and has the ability to change sign, being outward when the spheres move faster than the frame ( ωS > 0 ) and being inward when the spheres move slower than the frame ( ωS < 0 ). Combining the terms:

Consequently, the fictitious force found above for this problem of rotating spheres is consistent with the general result and is not an ad hoc
Ad hoc is a Latin phrase meaning "for this". It generally signifies a solution designed for a specific problem or task, non-generalizable, and not intended to be able to be adapted to other purposes. Compare A priori....

solution just "cooked up" to bring about agreement for this single example. Moreover, it is the Coriolis force that makes it possible for the fictitious force to change sign depending upon which of ωI, ωS is the greater, inasmuch as the centrifugal force contribution always is outward.

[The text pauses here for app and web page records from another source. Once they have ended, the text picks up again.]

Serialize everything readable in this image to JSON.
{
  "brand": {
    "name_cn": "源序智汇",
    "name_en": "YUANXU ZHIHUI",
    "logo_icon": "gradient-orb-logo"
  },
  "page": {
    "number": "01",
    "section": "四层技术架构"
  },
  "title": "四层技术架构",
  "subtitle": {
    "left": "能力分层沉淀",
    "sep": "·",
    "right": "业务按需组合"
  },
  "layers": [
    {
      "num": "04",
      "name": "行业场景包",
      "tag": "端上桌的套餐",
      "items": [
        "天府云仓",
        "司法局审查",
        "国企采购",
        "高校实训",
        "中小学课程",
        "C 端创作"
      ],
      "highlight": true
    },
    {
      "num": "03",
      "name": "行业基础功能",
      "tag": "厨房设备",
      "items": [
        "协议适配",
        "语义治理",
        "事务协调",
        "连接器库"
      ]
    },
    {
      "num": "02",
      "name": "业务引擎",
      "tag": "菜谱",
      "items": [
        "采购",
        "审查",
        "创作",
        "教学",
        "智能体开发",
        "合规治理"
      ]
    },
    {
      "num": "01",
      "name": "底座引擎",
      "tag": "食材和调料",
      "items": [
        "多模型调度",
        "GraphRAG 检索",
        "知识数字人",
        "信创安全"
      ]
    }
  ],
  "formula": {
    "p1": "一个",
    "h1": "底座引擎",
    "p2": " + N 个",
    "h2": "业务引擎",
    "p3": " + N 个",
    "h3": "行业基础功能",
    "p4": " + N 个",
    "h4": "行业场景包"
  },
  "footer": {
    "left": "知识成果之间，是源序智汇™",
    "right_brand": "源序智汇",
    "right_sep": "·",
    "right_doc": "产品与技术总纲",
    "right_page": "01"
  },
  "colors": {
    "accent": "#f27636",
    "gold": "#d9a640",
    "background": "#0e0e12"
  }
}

## Rotation and cosmic background radiation

The isotropy of the cosmic background radiation is another indicator that the universe does not rotate.

• Bucket argument
Bucket argument
Isaac Newton's rotating bucket argument was designed to demonstrate that true rotational motion cannot be defined as the relative rotation of the body with respect to the immediately surrounding bodies...

• Centrifugal force (rotating reference frame)
• Fictitious force
Fictitious force
A fictitious force, also called a pseudo force, d'Alembert force or inertial force, is an apparent force that acts on all masses in a non-inertial frame of reference, such as a rotating reference frame....

• Mach's principle
Mach's principle
In theoretical physics, particularly in discussions of gravitation theories, Mach's principle is the name given by Einstein to an imprecise hypothesis often credited to the physicist and philosopher Ernst Mach....

• Mechanics of planar particle motion
Mechanics of planar particle motion
This article describes a particle in planar motion when observed from non-inertial reference frames. The most famous examples of planar motion are related to the motion of two spheres that are gravitationally attracted to one another, and the generalization of this problem to planetary motion....

• Sagnac effect
Sagnac effect
The Sagnac effect , named after French physicist Georges Sagnac, is a phenomenon encountered in interferometry that is elicited by rotation. The Sagnac effect manifests itself in a setup called ring interferometry. A beam of light is split and the two beams are made to follow a trajectory in...

• Wilkinson Microwave Anisotropy Probe
Wilkinson Microwave Anisotropy Probe
The Wilkinson Microwave Anisotropy Probe — also known as the Microwave Anisotropy Probe , and Explorer 80 — is a spacecraft which measures differences in the temperature of the Big Bang's remnant radiant heat — the Cosmic Microwave Background Radiation — across the full sky. Headed by Professor...